Over Thursday to Sunday we celebrate a single mystery.  The liturgical opening of Holy Thursday opens the one liturgy which comes to a close with the solemn blessing at the end of the Easter Vigil.

The celebration of the Lord’s Supper is the highlight of Holy Thursday.  We remember and re-enact the Last Supper and the washing of the disciples feet by Jesus.  Holy Thursday reminds us of the importance of the Eucharist, and that for Christians the Eucharist and service to others go hand in hand.  Following the 7.30 p.m. Mass, there will be quiet prayer and adoration in the church for one hour.

On Good Friday we celebrate the passion and death of Jesus on the cross.  Jesus chose to bear our burdens and give his life that we might live; live life to the full on this earth and new life in eternity.  If you can, keep this a sacred day and try to attend one of the ceremonies.  There will be Morning Prayer at 10.00 a.m., Stations of the Cross for Children at 12 noon, Celebration of the Lord’s Passion at 3 p.m. followed by confession and Stations of the Cross at 7.30 p.m., followed by 30 minutes of quiet reflective Taize prayer.

Daytime Holy Saturday is a time of waiting.  Our churches are left bare of decoration and no masses or ceremonies take place.  But come the fall of darkness all that changes, because Easter begins; the church is decorated, people assemble, candles are lit, joyful Easter songs are sung, and the Easter Vigil Mass begins.  This Easter Vigil Mass is the culmination of Holy Week.  The Lord is Risen, he is truly Risen, Alleluia.  There will be Morning Prayer at 10.00 a.m., followed by confession and the Easter Vigil at 9 p.m.

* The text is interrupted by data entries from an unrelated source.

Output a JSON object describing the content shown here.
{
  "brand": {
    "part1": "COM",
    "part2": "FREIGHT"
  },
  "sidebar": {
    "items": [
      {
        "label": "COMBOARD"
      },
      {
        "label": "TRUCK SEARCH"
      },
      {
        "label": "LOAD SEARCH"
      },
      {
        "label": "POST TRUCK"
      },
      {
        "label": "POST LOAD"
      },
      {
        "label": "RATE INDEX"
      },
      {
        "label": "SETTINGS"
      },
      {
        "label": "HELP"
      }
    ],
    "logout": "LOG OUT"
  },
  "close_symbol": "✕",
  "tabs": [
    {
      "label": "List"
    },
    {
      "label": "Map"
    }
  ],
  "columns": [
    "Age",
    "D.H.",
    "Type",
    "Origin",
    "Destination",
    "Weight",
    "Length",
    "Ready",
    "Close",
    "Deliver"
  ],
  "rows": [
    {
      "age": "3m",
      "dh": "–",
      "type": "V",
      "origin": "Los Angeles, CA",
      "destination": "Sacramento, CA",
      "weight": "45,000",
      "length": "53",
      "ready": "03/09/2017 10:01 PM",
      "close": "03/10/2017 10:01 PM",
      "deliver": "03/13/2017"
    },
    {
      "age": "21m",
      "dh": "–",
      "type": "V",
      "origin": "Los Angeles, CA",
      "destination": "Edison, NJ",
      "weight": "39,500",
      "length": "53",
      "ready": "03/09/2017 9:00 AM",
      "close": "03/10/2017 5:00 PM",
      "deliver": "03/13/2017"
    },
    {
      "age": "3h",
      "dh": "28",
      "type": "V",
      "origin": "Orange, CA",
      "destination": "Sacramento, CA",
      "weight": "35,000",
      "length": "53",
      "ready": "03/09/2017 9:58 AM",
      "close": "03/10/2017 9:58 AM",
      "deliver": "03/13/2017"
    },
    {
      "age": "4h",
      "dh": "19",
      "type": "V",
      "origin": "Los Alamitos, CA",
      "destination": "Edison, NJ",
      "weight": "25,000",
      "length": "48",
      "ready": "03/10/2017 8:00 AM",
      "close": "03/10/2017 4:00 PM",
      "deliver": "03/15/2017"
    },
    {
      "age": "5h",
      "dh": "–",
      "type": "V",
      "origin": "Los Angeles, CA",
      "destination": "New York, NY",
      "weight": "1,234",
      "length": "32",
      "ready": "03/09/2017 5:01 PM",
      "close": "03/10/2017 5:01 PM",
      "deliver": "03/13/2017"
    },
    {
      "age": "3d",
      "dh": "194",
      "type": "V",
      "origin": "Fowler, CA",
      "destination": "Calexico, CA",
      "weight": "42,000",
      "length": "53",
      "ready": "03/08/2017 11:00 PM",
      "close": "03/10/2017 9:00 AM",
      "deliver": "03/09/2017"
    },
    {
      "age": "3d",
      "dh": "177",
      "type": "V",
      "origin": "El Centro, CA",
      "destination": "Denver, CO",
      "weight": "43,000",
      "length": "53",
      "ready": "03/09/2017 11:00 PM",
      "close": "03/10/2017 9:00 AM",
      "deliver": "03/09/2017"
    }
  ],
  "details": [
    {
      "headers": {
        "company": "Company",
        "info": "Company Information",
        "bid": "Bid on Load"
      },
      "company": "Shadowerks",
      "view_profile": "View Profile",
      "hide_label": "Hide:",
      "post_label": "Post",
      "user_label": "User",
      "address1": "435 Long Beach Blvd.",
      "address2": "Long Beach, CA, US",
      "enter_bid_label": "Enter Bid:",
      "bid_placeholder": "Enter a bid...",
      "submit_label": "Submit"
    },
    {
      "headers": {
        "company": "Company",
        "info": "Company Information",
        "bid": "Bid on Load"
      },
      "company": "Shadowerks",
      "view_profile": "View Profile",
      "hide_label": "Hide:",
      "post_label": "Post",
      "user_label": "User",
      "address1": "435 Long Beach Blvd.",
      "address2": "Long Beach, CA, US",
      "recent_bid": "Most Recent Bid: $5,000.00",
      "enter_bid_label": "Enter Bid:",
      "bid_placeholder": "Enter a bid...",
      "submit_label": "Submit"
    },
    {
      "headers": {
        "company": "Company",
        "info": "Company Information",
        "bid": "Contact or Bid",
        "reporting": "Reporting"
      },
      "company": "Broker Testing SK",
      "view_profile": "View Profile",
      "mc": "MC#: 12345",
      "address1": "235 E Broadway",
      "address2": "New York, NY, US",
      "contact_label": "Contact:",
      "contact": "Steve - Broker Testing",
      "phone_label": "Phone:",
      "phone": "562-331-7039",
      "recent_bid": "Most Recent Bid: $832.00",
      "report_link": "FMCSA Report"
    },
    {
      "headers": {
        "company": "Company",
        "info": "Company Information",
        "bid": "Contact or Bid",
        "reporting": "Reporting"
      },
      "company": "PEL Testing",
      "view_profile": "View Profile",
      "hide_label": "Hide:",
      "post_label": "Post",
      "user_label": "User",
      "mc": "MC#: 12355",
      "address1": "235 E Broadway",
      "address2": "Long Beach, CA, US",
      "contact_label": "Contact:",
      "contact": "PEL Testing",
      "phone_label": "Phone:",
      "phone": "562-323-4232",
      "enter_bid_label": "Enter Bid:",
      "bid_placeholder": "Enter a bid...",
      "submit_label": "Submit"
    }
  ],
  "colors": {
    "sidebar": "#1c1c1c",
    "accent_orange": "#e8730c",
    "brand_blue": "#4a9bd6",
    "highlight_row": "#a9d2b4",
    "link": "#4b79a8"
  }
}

Masses on Easter Sunday are at 10 a.m. and 11 a.m.  There is NO 12.30 p.m, Mass.